[RECORDED INFORMATION]:
§

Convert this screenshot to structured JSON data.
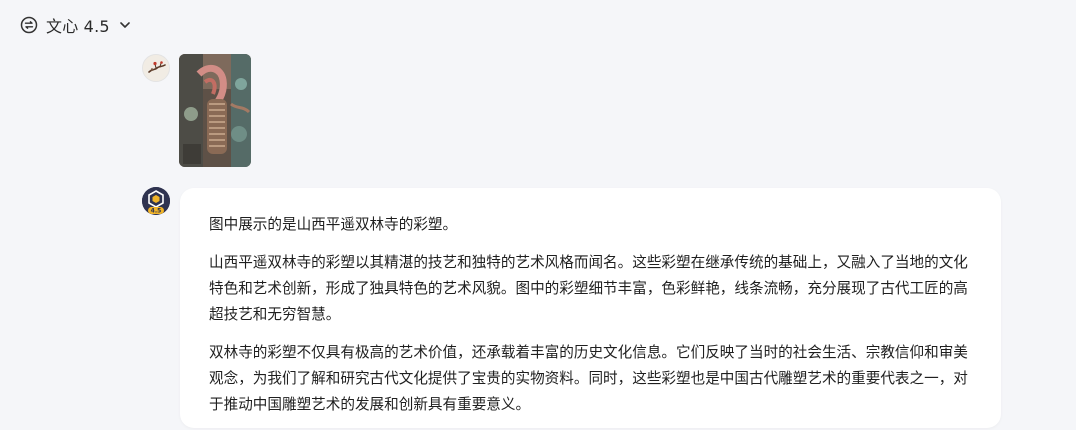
{
  "header": {
    "model_name": "文心 4.5",
    "model_icon": "model-switch-icon",
    "dropdown_icon": "chevron-down-icon"
  },
  "user_message": {
    "avatar_icon": "user-avatar",
    "image_icon": "uploaded-photo-thumbnail"
  },
  "bot_message": {
    "avatar_badge": "4.5",
    "paragraphs": [
      "图中展示的是山西平遥双林寺的彩塑。",
      "山西平遥双林寺的彩塑以其精湛的技艺和独特的艺术风格而闻名。这些彩塑在继承传统的基础上，又融入了当地的文化特色和艺术创新，形成了独具特色的艺术风貌。图中的彩塑细节丰富，色彩鲜艳，线条流畅，充分展现了古代工匠的高超技艺和无穷智慧。",
      "双林寺的彩塑不仅具有极高的艺术价值，还承载着丰富的历史文化信息。它们反映了当时的社会生活、宗教信仰和审美观念，为我们了解和研究古代文化提供了宝贵的实物资料。同时，这些彩塑也是中国古代雕塑艺术的重要代表之一，对于推动中国雕塑艺术的发展和创新具有重要意义。"
    ]
  }
}
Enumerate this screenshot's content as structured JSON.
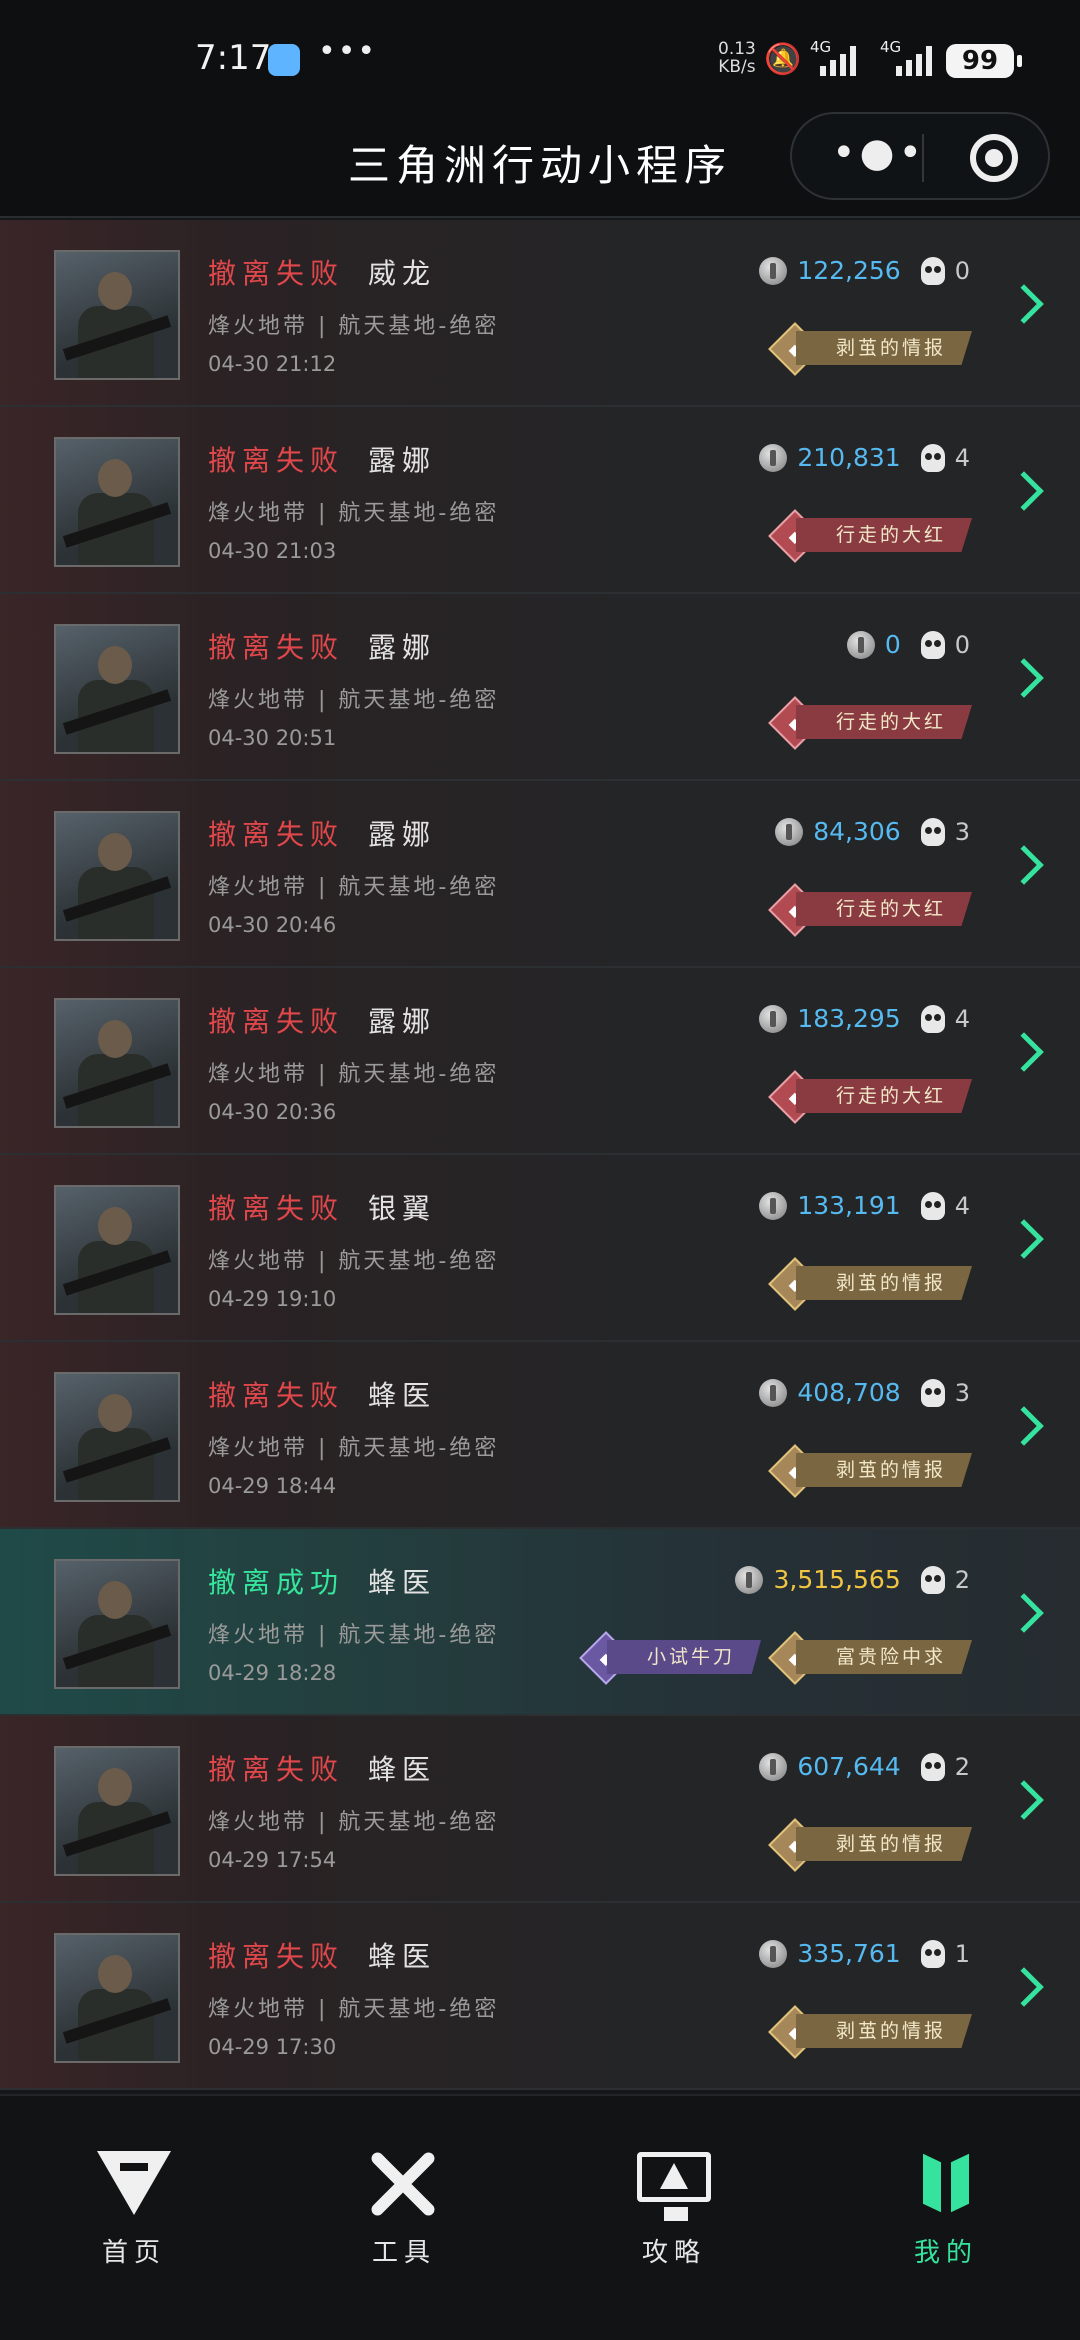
{
  "status_bar": {
    "time": "7:17",
    "net_speed_value": "0.13",
    "net_speed_unit": "KB/s",
    "sim1": "4G",
    "sim2": "4G",
    "battery": "99"
  },
  "header": {
    "title": "三角洲行动小程序",
    "more_icon": "more-icon",
    "close_icon": "target-icon"
  },
  "records": [
    {
      "status": "撤离失败",
      "result": "fail",
      "operator": "威龙",
      "mode": "烽火地带 | 航天基地-绝密",
      "date": "04-30 21:12",
      "value": "122,256",
      "kills": "0",
      "badges": [
        {
          "label": "剥茧的情报",
          "style": "gold"
        }
      ]
    },
    {
      "status": "撤离失败",
      "result": "fail",
      "operator": "露娜",
      "mode": "烽火地带 | 航天基地-绝密",
      "date": "04-30 21:03",
      "value": "210,831",
      "kills": "4",
      "badges": [
        {
          "label": "行走的大红",
          "style": "red"
        }
      ]
    },
    {
      "status": "撤离失败",
      "result": "fail",
      "operator": "露娜",
      "mode": "烽火地带 | 航天基地-绝密",
      "date": "04-30 20:51",
      "value": "0",
      "kills": "0",
      "badges": [
        {
          "label": "行走的大红",
          "style": "red"
        }
      ]
    },
    {
      "status": "撤离失败",
      "result": "fail",
      "operator": "露娜",
      "mode": "烽火地带 | 航天基地-绝密",
      "date": "04-30 20:46",
      "value": "84,306",
      "kills": "3",
      "badges": [
        {
          "label": "行走的大红",
          "style": "red"
        }
      ]
    },
    {
      "status": "撤离失败",
      "result": "fail",
      "operator": "露娜",
      "mode": "烽火地带 | 航天基地-绝密",
      "date": "04-30 20:36",
      "value": "183,295",
      "kills": "4",
      "badges": [
        {
          "label": "行走的大红",
          "style": "red"
        }
      ]
    },
    {
      "status": "撤离失败",
      "result": "fail",
      "operator": "银翼",
      "mode": "烽火地带 | 航天基地-绝密",
      "date": "04-29 19:10",
      "value": "133,191",
      "kills": "4",
      "badges": [
        {
          "label": "剥茧的情报",
          "style": "gold"
        }
      ]
    },
    {
      "status": "撤离失败",
      "result": "fail",
      "operator": "蜂医",
      "mode": "烽火地带 | 航天基地-绝密",
      "date": "04-29 18:44",
      "value": "408,708",
      "kills": "3",
      "badges": [
        {
          "label": "剥茧的情报",
          "style": "gold"
        }
      ]
    },
    {
      "status": "撤离成功",
      "result": "ok",
      "operator": "蜂医",
      "mode": "烽火地带 | 航天基地-绝密",
      "date": "04-29 18:28",
      "value": "3,515,565",
      "kills": "2",
      "badges": [
        {
          "label": "小试牛刀",
          "style": "purple"
        },
        {
          "label": "富贵险中求",
          "style": "gold"
        }
      ]
    },
    {
      "status": "撤离失败",
      "result": "fail",
      "operator": "蜂医",
      "mode": "烽火地带 | 航天基地-绝密",
      "date": "04-29 17:54",
      "value": "607,644",
      "kills": "2",
      "badges": [
        {
          "label": "剥茧的情报",
          "style": "gold"
        }
      ]
    },
    {
      "status": "撤离失败",
      "result": "fail",
      "operator": "蜂医",
      "mode": "烽火地带 | 航天基地-绝密",
      "date": "04-29 17:30",
      "value": "335,761",
      "kills": "1",
      "badges": [
        {
          "label": "剥茧的情报",
          "style": "gold"
        }
      ]
    }
  ],
  "nav": [
    {
      "label": "首页",
      "icon": "home-icon",
      "active": false
    },
    {
      "label": "工具",
      "icon": "tools-icon",
      "active": false
    },
    {
      "label": "攻略",
      "icon": "guide-icon",
      "active": false
    },
    {
      "label": "我的",
      "icon": "profile-icon",
      "active": true
    }
  ],
  "colors": {
    "fail": "#e0474b",
    "success": "#35e59b",
    "accent": "#36e39e",
    "value": "#56b9f0",
    "value_gold": "#f1c542"
  }
}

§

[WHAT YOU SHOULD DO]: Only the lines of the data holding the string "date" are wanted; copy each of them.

[TASK SOLUTION]:
      "date": "04-30 21:12",
      "date": "04-30 21:03",
      "date": "04-30 20:51",
      "date": "04-30 20:46",
      "date": "04-30 20:36",
      "date": "04-29 19:10",
      "date": "04-29 18:44",
      "date": "04-29 18:28",
      "date": "04-29 17:54",
      "date": "04-29 17:30",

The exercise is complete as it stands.